According to the American Kennel Club (AKC),
labrador retrievers have been the most popular dog breed in the US for the last 25 years. As such, many of them end up in shelters. Labs are considered to be loyal and extremely friendly, but can be costly to care for in terms of feeding and health concerns, which is why a lab mix would be a less costlier animal when it comes to health issues. 3 Chihuahua Matt Cardy/Getty Images News/Getty Images
The Chihuahua is another
popular dog breed that got too popular, thus ending up in shelters in droves. Chihuahuas gained popularity as pets in the ’90s and early 2000s thanks to movies and Hollywood starlets, but what people didn’t seem to realize was that these dogs aren’t just cute accessories. They are smart and loving, but require a lot of care and attention. As with any dog breed, a lot of research is needed before deciding what kind of dog will suit your family's living situation best. 4 Boxer Bruce Bennett/Getty Images Entertainment/Getty Images
Boxers are popular in shelters because unfortunately, they are likely to have health problems like allergies and certain cancers, and can become too expensive for an owner to keep. Otherwise,
they can make a great family pet because they're known for their playful, silly demeanor, and outgoing personalities. 5 German Shepherd Drew Angerer/Getty Images News/Getty Images
Unfortunately, many German Shepherds go into shelters because there is a misunderstanding of what it takes to train and care for this breed. It can be a loyal and trainable breed, but know that it will grow up to be a big dog that needs lots of exercise, both mental and physical, and the room to do it (i.e., not great for apartment living).
6 Beagle Jamie McCarthy/Getty Images Entertainment/Getty Images
The Beagle is a popular dog in shelters because of its loudmouth reputation. In fact, in French, "beagle" actually means loud mouth. Sadly, many are also given up after they are no more use during hunting season. While they are known for being difficult to train, many people love Beagles for other reasons, primarily
their playful personality, noted the website Beagle Savvy. And yes, they do love to howl. 7 American Staffordshire Terrier Dan Kitwood/Getty Images News/Getty Images
American Staffordshire Terrier is a muscular breed which gives the impression not only of great strength for their size, but also of grace and agility. They are easily trainable, but sometimes get lumped in with the Pit Bull breed because they are so similar, and shelters are so busy that they rarely take the time to differentiate between the two. 8 Dachshund Scott Barbour/Getty Images News/Getty Images
Yes, the world's cutest "hot dog" on legs is one of the
most popular breeds to be found in dog shelters, according to the website Charity Paws. Yet again, it reflects the popularity of the breed rather than any problem with them. Unfortunately, dachshunds are prone to spinal problems due to their long backs, which can be incredibly expensive if the owners don’t have pet insurance. 9 American Bulldog Jamie McCarthy/Getty Images Entertainment/Getty Images
While the American Bulldog may look mean and not very friendly,
that couldn’t be farther from the truth.
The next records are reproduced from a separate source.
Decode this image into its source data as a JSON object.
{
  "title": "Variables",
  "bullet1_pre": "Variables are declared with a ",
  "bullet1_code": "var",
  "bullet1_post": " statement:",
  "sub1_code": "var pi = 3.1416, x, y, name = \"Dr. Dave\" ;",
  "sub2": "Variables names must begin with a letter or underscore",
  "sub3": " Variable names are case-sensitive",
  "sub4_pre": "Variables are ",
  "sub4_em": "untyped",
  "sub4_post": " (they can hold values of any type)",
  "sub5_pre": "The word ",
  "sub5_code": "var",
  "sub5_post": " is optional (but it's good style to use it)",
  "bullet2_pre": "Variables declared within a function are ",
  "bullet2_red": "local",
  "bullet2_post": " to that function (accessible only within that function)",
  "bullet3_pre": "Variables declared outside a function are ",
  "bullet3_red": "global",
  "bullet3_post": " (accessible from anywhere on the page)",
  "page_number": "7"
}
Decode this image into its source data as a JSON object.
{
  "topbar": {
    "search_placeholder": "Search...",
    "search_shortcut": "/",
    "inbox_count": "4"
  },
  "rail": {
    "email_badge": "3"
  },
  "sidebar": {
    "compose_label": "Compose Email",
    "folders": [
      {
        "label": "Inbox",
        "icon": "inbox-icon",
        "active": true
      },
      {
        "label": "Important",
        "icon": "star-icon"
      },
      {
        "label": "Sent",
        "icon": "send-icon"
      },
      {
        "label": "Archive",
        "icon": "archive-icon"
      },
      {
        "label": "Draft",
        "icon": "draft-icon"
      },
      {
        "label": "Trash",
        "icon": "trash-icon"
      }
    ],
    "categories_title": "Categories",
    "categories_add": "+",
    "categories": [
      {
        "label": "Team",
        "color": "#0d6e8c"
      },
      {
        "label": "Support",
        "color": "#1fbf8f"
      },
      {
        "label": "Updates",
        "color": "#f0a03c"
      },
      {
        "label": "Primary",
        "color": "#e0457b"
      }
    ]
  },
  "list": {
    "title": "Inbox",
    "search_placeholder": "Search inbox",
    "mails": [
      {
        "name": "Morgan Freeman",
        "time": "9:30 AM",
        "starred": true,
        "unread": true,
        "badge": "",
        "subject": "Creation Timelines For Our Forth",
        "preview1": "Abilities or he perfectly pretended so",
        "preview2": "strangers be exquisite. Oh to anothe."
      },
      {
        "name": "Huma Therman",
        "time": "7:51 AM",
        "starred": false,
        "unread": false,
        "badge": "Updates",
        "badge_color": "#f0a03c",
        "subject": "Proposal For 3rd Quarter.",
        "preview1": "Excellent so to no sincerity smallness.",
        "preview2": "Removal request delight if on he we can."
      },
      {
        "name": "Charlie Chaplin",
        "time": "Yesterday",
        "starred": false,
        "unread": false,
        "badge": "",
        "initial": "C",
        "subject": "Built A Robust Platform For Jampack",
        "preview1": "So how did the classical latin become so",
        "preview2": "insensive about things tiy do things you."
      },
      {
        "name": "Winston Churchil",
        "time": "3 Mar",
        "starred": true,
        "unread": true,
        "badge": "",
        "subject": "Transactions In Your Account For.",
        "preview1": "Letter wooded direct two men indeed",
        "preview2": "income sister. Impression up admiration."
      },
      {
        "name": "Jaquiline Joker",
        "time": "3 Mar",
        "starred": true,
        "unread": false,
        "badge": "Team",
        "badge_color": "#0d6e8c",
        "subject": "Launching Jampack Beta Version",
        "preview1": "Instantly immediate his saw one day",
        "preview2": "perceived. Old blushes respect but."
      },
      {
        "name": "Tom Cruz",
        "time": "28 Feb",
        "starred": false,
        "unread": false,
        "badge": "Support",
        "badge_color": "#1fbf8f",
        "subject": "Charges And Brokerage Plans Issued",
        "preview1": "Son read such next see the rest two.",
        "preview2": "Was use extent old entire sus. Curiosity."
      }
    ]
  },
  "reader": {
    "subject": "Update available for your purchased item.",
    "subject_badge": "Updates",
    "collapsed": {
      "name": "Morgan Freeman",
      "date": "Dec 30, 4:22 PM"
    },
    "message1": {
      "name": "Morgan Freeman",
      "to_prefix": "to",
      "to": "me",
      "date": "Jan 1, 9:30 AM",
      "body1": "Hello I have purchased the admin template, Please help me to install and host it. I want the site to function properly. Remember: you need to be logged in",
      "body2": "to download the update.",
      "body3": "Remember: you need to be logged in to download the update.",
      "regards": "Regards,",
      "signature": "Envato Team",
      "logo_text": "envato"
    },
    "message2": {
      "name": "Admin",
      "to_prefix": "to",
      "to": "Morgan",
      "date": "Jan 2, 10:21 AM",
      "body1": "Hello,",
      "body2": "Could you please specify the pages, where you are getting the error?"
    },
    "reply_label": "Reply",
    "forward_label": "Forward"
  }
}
American Bulldog puppies are loving, kind, and are a great family dog. They too are often lumped in with pit bulls, which is why you find so many in shelters. 10 Australian Cattle Dog Mark Kolbe/Getty Images News/Getty Images
Australian Cattle Dog is best known as a working dog, happiest on the farm herding cattle or sheep. This breed is high energy, intelligent and always looking for a job to do. Many cattle dogs have found their way to shelters as more and more families have left ranches for suburban life.